THE PROBLEM:
Lines that contain the string "العالي" are the ones to list; copy all of them from the records.

LISTED RECORDS:
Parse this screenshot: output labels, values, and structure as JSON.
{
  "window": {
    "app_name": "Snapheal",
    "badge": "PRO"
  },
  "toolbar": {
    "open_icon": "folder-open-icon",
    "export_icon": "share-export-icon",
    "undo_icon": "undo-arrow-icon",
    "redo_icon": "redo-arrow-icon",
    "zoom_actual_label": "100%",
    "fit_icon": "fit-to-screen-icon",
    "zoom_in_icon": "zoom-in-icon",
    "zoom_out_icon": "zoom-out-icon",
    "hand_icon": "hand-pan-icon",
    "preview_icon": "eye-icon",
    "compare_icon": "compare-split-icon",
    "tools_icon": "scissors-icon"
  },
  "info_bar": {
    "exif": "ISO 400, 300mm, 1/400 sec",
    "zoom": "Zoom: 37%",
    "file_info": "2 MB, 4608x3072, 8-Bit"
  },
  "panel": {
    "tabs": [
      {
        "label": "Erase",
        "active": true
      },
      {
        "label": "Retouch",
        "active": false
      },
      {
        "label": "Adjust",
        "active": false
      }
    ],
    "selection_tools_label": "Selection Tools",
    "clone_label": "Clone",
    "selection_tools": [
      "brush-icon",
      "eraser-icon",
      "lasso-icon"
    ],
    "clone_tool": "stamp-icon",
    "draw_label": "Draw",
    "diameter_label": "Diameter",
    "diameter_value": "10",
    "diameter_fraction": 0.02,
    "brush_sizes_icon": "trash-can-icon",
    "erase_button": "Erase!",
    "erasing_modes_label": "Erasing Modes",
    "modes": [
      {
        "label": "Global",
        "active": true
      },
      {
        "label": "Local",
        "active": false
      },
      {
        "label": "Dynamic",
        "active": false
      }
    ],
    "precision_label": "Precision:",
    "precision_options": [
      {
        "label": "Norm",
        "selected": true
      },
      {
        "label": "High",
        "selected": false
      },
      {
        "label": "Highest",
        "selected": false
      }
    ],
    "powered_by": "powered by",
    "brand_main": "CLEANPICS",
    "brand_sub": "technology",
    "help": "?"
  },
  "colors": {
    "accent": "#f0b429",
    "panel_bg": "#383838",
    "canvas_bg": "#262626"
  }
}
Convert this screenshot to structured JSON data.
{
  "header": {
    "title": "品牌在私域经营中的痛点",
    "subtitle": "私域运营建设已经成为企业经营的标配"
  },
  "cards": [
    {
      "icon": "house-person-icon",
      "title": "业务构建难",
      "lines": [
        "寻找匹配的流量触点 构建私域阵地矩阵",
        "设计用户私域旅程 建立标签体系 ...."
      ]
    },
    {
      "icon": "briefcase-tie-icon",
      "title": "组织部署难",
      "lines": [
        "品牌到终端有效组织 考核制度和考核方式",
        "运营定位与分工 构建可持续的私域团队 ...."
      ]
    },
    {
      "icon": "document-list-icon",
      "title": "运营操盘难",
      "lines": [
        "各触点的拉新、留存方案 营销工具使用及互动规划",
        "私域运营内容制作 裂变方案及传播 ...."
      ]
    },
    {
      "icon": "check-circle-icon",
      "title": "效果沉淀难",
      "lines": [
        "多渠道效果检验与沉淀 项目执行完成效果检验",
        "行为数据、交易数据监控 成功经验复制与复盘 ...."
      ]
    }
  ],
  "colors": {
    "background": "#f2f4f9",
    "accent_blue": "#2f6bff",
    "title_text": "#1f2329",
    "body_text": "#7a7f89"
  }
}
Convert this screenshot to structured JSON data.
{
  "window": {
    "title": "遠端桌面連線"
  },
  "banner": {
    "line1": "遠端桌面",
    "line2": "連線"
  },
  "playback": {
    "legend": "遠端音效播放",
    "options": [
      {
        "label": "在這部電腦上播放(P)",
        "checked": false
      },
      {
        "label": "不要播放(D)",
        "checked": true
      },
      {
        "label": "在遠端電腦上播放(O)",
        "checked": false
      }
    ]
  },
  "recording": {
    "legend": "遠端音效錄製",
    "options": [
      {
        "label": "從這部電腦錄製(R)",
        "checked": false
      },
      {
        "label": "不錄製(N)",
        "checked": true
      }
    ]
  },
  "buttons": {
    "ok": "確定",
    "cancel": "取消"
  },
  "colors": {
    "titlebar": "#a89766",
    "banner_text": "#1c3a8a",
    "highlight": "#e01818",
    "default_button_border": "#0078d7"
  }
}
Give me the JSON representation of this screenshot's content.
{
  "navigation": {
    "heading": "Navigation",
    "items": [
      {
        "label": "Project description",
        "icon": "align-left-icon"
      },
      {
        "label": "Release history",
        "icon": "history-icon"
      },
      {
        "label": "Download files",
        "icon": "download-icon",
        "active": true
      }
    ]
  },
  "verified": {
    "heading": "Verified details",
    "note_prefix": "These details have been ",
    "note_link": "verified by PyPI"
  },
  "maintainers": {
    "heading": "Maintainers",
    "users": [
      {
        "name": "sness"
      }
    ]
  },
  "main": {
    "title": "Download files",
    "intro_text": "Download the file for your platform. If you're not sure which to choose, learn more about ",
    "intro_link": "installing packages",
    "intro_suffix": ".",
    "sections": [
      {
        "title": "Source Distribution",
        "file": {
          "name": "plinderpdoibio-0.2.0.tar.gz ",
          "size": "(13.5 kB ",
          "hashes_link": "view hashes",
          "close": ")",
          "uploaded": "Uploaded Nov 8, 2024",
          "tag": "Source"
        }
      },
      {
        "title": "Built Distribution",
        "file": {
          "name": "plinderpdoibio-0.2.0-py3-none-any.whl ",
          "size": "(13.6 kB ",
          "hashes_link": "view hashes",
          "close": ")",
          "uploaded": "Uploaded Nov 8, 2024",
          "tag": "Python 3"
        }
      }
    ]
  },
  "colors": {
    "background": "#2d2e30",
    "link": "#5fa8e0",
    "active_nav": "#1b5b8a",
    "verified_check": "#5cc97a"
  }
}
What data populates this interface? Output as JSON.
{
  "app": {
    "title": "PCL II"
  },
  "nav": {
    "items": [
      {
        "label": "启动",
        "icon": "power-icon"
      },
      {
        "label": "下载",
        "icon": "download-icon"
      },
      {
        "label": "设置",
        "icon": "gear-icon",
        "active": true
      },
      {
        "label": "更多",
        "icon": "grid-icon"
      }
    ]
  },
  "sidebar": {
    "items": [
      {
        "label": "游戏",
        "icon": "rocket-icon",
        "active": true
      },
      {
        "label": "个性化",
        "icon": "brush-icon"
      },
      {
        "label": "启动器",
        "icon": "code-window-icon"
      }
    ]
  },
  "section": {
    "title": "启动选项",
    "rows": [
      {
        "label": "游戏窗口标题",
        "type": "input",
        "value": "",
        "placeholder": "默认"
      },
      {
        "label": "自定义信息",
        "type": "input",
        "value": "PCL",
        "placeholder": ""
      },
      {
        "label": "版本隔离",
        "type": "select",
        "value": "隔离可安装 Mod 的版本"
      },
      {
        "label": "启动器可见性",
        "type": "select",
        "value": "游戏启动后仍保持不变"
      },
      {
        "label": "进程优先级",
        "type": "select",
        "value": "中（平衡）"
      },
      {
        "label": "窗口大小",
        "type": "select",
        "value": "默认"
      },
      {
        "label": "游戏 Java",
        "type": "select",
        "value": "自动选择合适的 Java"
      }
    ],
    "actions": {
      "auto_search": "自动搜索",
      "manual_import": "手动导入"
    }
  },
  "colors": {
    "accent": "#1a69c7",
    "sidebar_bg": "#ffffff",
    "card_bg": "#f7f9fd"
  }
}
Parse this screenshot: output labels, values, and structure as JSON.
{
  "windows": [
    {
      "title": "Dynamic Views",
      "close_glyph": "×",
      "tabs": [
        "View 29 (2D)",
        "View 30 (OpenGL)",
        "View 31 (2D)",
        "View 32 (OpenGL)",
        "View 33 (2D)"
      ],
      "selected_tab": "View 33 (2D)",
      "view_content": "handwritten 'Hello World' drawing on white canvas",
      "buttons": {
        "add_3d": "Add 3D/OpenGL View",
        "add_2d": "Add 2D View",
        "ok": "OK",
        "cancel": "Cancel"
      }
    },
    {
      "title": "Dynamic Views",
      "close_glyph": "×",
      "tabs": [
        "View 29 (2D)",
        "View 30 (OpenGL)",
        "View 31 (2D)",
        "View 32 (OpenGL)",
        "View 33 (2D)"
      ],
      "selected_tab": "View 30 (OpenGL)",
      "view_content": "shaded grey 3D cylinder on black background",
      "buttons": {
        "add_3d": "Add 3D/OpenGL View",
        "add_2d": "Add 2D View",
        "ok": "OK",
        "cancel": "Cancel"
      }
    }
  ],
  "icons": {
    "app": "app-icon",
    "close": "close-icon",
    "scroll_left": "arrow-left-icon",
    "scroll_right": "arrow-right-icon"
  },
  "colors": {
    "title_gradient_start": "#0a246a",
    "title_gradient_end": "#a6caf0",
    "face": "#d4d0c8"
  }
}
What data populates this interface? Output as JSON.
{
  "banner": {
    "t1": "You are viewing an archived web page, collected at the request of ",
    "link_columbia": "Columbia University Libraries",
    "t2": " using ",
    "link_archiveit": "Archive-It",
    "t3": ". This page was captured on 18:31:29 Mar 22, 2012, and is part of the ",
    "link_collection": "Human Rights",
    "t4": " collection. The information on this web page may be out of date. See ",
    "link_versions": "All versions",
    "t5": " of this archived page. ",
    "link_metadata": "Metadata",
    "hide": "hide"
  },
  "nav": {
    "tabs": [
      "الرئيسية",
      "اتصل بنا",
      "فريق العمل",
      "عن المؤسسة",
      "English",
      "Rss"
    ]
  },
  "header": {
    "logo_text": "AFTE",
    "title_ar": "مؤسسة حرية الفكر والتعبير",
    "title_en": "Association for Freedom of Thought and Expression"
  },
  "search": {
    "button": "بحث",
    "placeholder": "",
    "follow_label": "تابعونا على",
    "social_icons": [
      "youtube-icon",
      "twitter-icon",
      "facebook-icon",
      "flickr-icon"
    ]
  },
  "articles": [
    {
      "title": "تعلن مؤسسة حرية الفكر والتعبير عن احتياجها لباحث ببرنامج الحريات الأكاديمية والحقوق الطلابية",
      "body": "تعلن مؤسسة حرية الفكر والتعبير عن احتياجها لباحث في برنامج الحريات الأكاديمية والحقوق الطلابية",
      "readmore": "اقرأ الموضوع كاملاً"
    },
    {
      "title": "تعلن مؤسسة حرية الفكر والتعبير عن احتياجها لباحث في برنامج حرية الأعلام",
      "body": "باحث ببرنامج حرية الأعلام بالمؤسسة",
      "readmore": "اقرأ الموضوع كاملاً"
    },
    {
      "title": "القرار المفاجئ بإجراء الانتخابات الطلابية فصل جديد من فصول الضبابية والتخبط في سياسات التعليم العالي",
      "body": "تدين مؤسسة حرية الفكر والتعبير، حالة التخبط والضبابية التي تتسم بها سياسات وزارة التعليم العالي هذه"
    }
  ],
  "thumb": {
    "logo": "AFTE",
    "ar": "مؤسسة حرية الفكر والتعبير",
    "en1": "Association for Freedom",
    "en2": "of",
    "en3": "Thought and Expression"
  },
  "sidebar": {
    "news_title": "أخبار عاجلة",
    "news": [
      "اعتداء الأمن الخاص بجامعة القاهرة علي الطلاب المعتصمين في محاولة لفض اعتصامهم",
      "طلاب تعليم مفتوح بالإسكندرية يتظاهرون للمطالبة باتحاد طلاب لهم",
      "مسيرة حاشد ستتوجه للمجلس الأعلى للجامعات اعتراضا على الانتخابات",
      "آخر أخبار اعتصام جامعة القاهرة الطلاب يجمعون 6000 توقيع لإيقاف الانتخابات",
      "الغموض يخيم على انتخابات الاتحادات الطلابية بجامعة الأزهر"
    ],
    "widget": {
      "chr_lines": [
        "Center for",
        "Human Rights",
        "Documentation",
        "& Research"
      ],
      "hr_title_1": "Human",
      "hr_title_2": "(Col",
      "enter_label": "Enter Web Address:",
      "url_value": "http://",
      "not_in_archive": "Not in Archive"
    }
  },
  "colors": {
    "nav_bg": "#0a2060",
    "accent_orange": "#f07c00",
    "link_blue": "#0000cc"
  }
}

SOLUTION TO THE PROBLEM:
      "title": "القرار المفاجئ بإجراء الانتخابات الطلابية فصل جديد من فصول الضبابية والتخبط في سياسات التعليم العالي",
      "body": "تدين مؤسسة حرية الفكر والتعبير، حالة التخبط والضبابية التي تتسم بها سياسات وزارة التعليم العالي هذه"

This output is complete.